(Dataset rows describing interfaces)
'''

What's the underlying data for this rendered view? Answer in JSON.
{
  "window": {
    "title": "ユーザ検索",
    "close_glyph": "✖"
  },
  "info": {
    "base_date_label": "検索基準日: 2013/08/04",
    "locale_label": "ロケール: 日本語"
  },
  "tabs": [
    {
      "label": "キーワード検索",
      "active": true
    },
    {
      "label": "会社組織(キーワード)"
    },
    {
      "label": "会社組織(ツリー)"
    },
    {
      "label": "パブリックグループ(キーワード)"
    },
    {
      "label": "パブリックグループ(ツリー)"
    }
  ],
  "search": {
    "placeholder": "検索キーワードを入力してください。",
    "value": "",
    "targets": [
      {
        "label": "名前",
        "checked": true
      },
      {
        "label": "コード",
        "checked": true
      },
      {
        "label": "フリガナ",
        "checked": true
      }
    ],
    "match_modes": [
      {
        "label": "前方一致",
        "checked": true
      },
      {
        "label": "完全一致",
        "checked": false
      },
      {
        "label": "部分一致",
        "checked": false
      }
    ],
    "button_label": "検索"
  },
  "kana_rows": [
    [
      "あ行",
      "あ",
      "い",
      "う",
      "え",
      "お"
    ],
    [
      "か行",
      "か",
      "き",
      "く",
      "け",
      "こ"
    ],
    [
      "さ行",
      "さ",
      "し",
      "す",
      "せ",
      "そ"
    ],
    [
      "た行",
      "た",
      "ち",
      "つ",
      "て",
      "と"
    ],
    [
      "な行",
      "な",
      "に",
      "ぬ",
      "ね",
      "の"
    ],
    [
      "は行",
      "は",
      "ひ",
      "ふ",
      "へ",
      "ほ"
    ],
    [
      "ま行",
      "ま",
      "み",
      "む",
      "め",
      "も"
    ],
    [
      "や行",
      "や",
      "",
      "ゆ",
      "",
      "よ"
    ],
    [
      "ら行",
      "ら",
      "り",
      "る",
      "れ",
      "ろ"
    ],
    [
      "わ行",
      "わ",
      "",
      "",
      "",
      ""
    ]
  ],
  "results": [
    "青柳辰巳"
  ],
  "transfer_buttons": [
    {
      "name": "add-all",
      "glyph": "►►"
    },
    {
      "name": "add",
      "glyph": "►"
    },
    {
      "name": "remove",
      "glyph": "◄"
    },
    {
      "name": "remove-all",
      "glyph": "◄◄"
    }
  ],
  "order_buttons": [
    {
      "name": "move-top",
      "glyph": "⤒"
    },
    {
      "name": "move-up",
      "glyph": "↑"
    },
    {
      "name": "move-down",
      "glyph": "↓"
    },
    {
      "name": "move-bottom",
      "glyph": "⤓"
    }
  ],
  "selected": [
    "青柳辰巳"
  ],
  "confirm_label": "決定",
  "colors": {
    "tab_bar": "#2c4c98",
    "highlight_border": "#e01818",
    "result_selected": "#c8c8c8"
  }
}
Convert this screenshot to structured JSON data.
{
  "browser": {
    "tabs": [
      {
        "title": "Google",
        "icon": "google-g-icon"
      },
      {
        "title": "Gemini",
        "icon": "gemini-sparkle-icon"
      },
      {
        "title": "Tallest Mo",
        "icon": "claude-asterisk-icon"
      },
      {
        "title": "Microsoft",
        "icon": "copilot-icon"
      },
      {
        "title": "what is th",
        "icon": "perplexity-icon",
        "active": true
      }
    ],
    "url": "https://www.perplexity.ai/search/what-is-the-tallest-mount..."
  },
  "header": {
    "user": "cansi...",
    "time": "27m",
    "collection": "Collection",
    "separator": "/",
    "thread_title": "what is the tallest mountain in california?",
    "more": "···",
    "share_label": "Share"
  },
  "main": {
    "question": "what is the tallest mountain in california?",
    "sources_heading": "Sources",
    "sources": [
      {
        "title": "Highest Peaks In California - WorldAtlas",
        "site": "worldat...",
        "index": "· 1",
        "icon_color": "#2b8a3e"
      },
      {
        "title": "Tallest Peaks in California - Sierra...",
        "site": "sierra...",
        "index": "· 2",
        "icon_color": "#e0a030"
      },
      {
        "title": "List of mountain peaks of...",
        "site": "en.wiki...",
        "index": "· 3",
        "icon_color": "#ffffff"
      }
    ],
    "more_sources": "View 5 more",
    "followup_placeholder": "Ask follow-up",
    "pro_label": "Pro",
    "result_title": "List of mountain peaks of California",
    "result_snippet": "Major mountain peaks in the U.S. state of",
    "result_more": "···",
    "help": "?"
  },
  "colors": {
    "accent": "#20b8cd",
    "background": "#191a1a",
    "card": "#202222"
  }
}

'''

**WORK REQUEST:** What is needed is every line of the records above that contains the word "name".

**ANSWER BOX:**
      "name": "add-all",
      "name": "add",
      "name": "remove",
      "name": "remove-all",
      "name": "move-top",
      "name": "move-up",
      "name": "move-down",
      "name": "move-bottom",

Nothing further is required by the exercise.